Make an exact copy of the records that follow, with each picture omitted.

DATASET ENTRIES START

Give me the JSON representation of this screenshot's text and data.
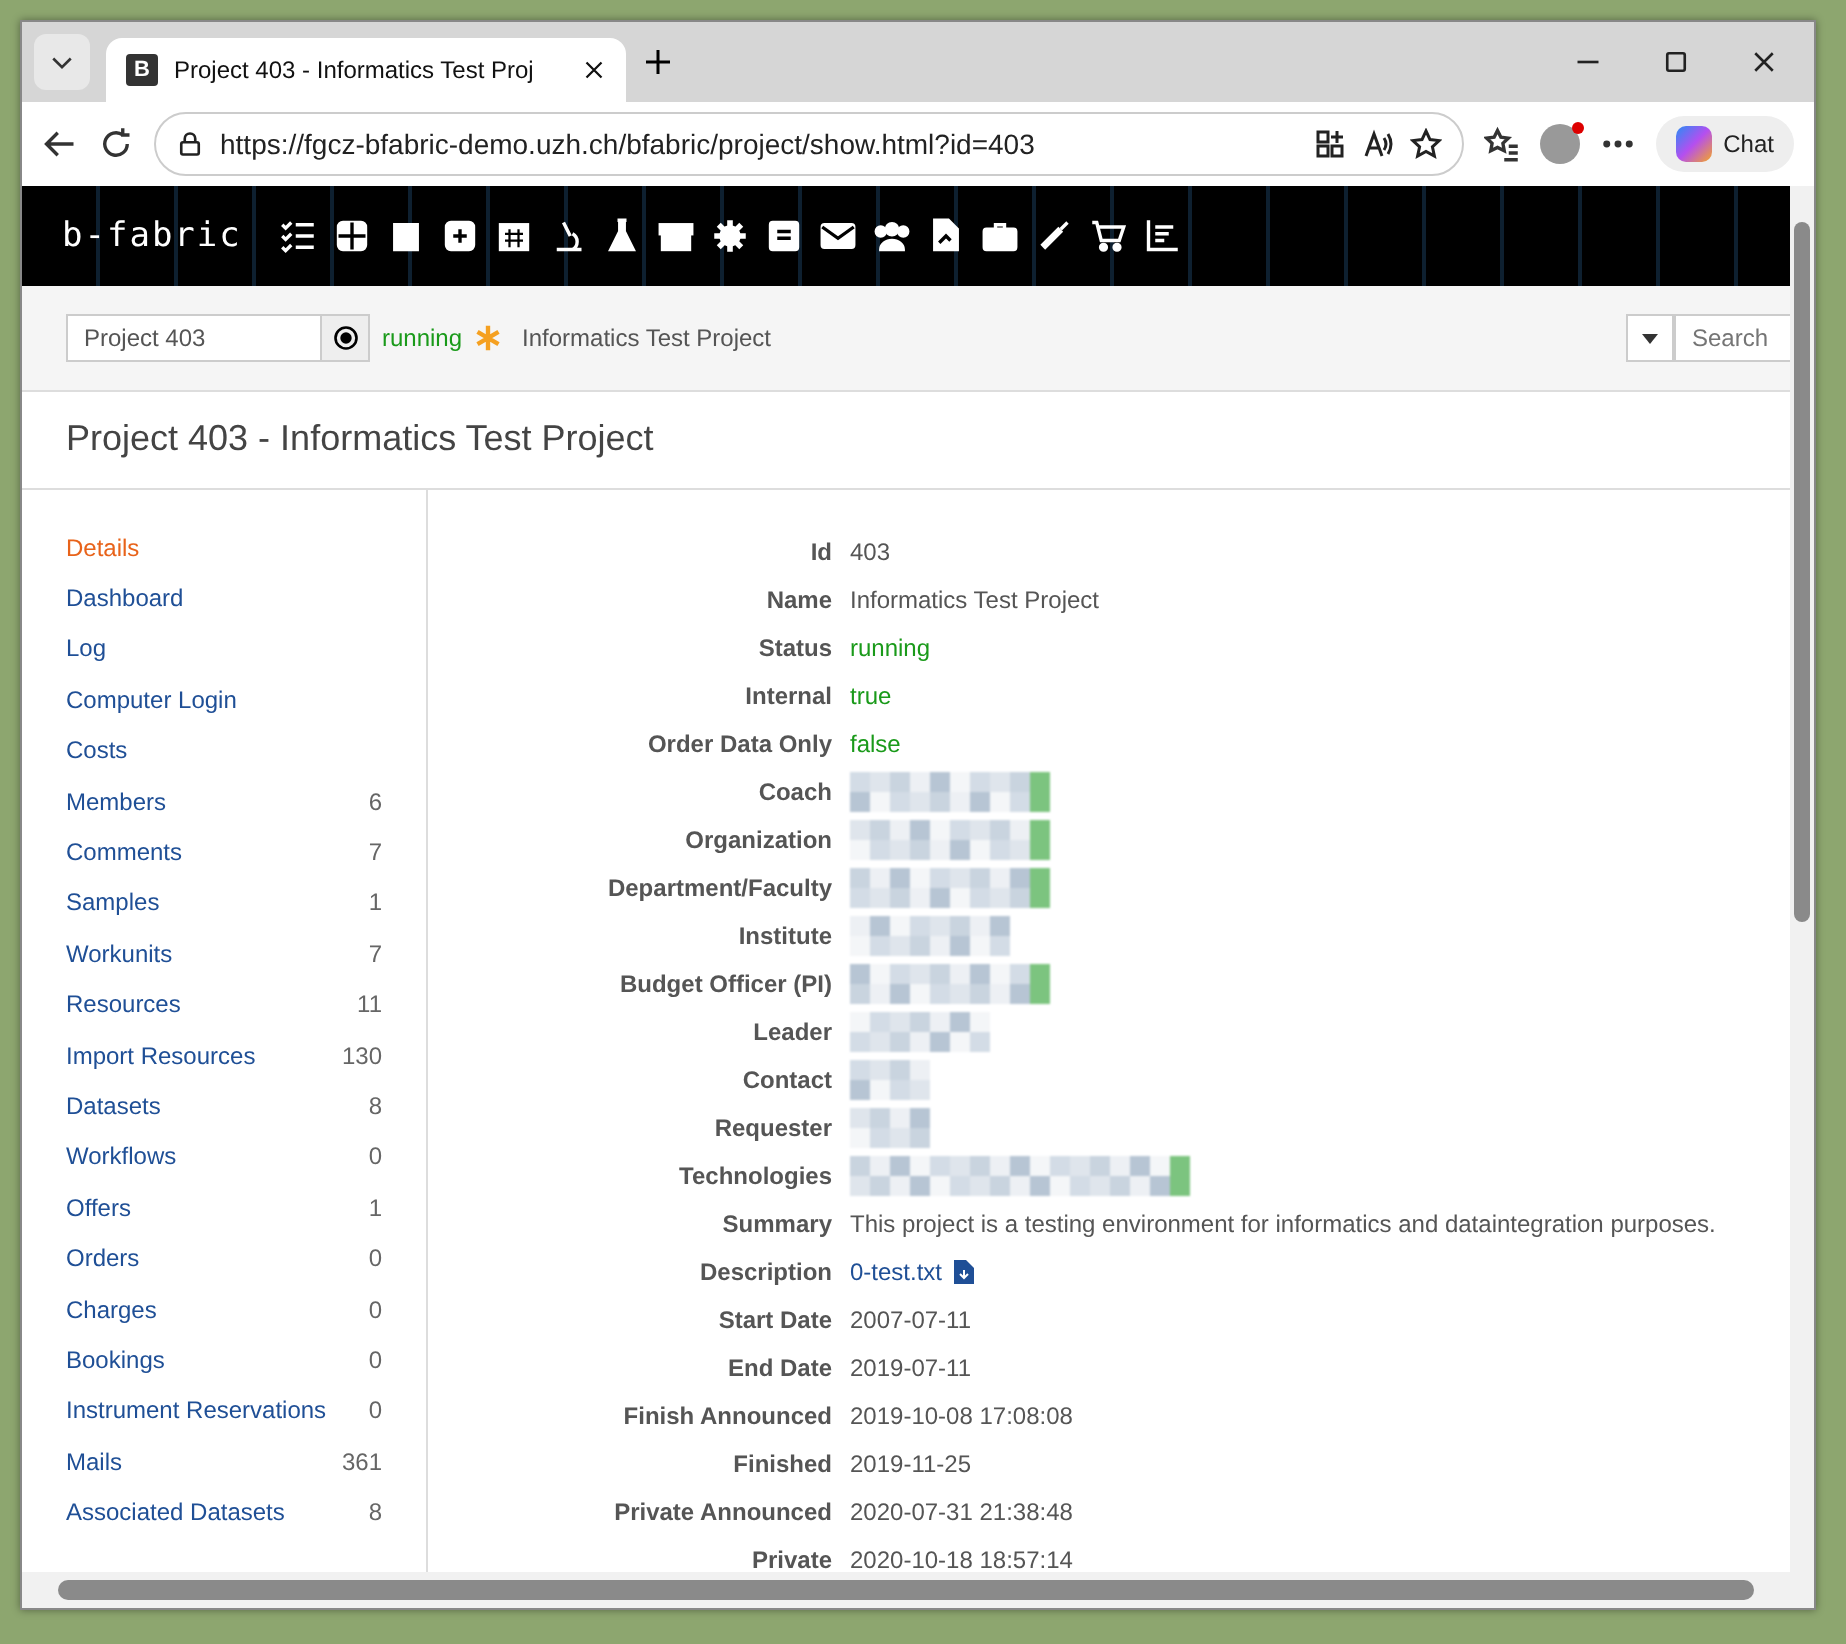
{
  "browser": {
    "favicon_letter": "B",
    "tab_title": "Project 403 - Informatics Test Proj",
    "url": "https://fgcz-bfabric-demo.uzh.ch/bfabric/project/show.html?id=403",
    "chat_label": "Chat"
  },
  "app": {
    "logo": "b-fabric",
    "project_field": {
      "value": "Project 403"
    },
    "status": "running",
    "project_name": "Informatics Test Project",
    "search": {
      "placeholder": "Search"
    }
  },
  "page_title": "Project 403 - Informatics Test Project",
  "sidebar": [
    {
      "label": "Details",
      "selected": true
    },
    {
      "label": "Dashboard",
      "selected": false
    },
    {
      "label": "Log",
      "selected": false
    },
    {
      "label": "Computer Login",
      "selected": false
    },
    {
      "label": "Costs",
      "selected": false
    },
    {
      "label": "Members",
      "count": "6",
      "selected": false
    },
    {
      "label": "Comments",
      "count": "7",
      "selected": false
    },
    {
      "label": "Samples",
      "count": "1",
      "selected": false
    },
    {
      "label": "Workunits",
      "count": "7",
      "selected": false
    },
    {
      "label": "Resources",
      "count": "11",
      "selected": false
    },
    {
      "label": "Import Resources",
      "count": "130",
      "selected": false
    },
    {
      "label": "Datasets",
      "count": "8",
      "selected": false
    },
    {
      "label": "Workflows",
      "count": "0",
      "selected": false
    },
    {
      "label": "Offers",
      "count": "1",
      "selected": false
    },
    {
      "label": "Orders",
      "count": "0",
      "selected": false
    },
    {
      "label": "Charges",
      "count": "0",
      "selected": false
    },
    {
      "label": "Bookings",
      "count": "0",
      "selected": false
    },
    {
      "label": "Instrument Reservations",
      "count": "0",
      "selected": false
    },
    {
      "label": "Mails",
      "count": "361",
      "selected": false
    },
    {
      "label": "Associated Datasets",
      "count": "8",
      "selected": false
    }
  ],
  "details": [
    {
      "label": "Id",
      "kind": "text",
      "value": "403"
    },
    {
      "label": "Name",
      "kind": "text",
      "value": "Informatics Test Project"
    },
    {
      "label": "Status",
      "kind": "status",
      "value": "running"
    },
    {
      "label": "Internal",
      "kind": "status",
      "value": "true"
    },
    {
      "label": "Order Data Only",
      "kind": "status",
      "value": "false"
    },
    {
      "label": "Coach",
      "kind": "redacted"
    },
    {
      "label": "Organization",
      "kind": "redacted"
    },
    {
      "label": "Department/Faculty",
      "kind": "redacted"
    },
    {
      "label": "Institute",
      "kind": "redacted"
    },
    {
      "label": "Budget Officer (PI)",
      "kind": "redacted"
    },
    {
      "label": "Leader",
      "kind": "redacted"
    },
    {
      "label": "Contact",
      "kind": "redacted"
    },
    {
      "label": "Requester",
      "kind": "redacted"
    },
    {
      "label": "Technologies",
      "kind": "redacted"
    },
    {
      "label": "Summary",
      "kind": "text",
      "value": "This project is a testing environment for informatics and dataintegration purposes."
    },
    {
      "label": "Description",
      "kind": "file",
      "value": "0-test.txt"
    },
    {
      "label": "Start Date",
      "kind": "text",
      "value": "2007-07-11"
    },
    {
      "label": "End Date",
      "kind": "text",
      "value": "2019-07-11"
    },
    {
      "label": "Finish Announced",
      "kind": "text",
      "value": "2019-10-08 17:08:08"
    },
    {
      "label": "Finished",
      "kind": "text",
      "value": "2019-11-25"
    },
    {
      "label": "Private Announced",
      "kind": "text",
      "value": "2020-07-31 21:38:48"
    },
    {
      "label": "Private",
      "kind": "text",
      "value": "2020-10-18 18:57:14"
    }
  ]
}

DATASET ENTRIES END

## [SOLUTION TO THIS TASK]
Give me the JSON representation of this screenshot's text and data.
{
  "browser": {
    "favicon_letter": "B",
    "tab_title": "Project 403 - Informatics Test Proj",
    "url": "https://fgcz-bfabric-demo.uzh.ch/bfabric/project/show.html?id=403",
    "chat_label": "Chat"
  },
  "app": {
    "logo": "b-fabric",
    "project_field": {
      "value": "Project 403"
    },
    "status": "running",
    "project_name": "Informatics Test Project",
    "search": {
      "placeholder": "Search"
    }
  },
  "page_title": "Project 403 - Informatics Test Project",
  "sidebar": [
    {
      "label": "Details",
      "selected": true
    },
    {
      "label": "Dashboard",
      "selected": false
    },
    {
      "label": "Log",
      "selected": false
    },
    {
      "label": "Computer Login",
      "selected": false
    },
    {
      "label": "Costs",
      "selected": false
    },
    {
      "label": "Members",
      "count": "6",
      "selected": false
    },
    {
      "label": "Comments",
      "count": "7",
      "selected": false
    },
    {
      "label": "Samples",
      "count": "1",
      "selected": false
    },
    {
      "label": "Workunits",
      "count": "7",
      "selected": false
    },
    {
      "label": "Resources",
      "count": "11",
      "selected": false
    },
    {
      "label": "Import Resources",
      "count": "130",
      "selected": false
    },
    {
      "label": "Datasets",
      "count": "8",
      "selected": false
    },
    {
      "label": "Workflows",
      "count": "0",
      "selected": false
    },
    {
      "label": "Offers",
      "count": "1",
      "selected": false
    },
    {
      "label": "Orders",
      "count": "0",
      "selected": false
    },
    {
      "label": "Charges",
      "count": "0",
      "selected": false
    },
    {
      "label": "Bookings",
      "count": "0",
      "selected": false
    },
    {
      "label": "Instrument Reservations",
      "count": "0",
      "selected": false
    },
    {
      "label": "Mails",
      "count": "361",
      "selected": false
    },
    {
      "label": "Associated Datasets",
      "count": "8",
      "selected": false
    }
  ],
  "details": [
    {
      "label": "Id",
      "kind": "text",
      "value": "403"
    },
    {
      "label": "Name",
      "kind": "text",
      "value": "Informatics Test Project"
    },
    {
      "label": "Status",
      "kind": "status",
      "value": "running"
    },
    {
      "label": "Internal",
      "kind": "status",
      "value": "true"
    },
    {
      "label": "Order Data Only",
      "kind": "status",
      "value": "false"
    },
    {
      "label": "Coach",
      "kind": "redacted"
    },
    {
      "label": "Organization",
      "kind": "redacted"
    },
    {
      "label": "Department/Faculty",
      "kind": "redacted"
    },
    {
      "label": "Institute",
      "kind": "redacted"
    },
    {
      "label": "Budget Officer (PI)",
      "kind": "redacted"
    },
    {
      "label": "Leader",
      "kind": "redacted"
    },
    {
      "label": "Contact",
      "kind": "redacted"
    },
    {
      "label": "Requester",
      "kind": "redacted"
    },
    {
      "label": "Technologies",
      "kind": "redacted"
    },
    {
      "label": "Summary",
      "kind": "text",
      "value": "This project is a testing environment for informatics and dataintegration purposes."
    },
    {
      "label": "Description",
      "kind": "file",
      "value": "0-test.txt"
    },
    {
      "label": "Start Date",
      "kind": "text",
      "value": "2007-07-11"
    },
    {
      "label": "End Date",
      "kind": "text",
      "value": "2019-07-11"
    },
    {
      "label": "Finish Announced",
      "kind": "text",
      "value": "2019-10-08 17:08:08"
    },
    {
      "label": "Finished",
      "kind": "text",
      "value": "2019-11-25"
    },
    {
      "label": "Private Announced",
      "kind": "text",
      "value": "2020-07-31 21:38:48"
    },
    {
      "label": "Private",
      "kind": "text",
      "value": "2020-10-18 18:57:14"
    }
  ]
}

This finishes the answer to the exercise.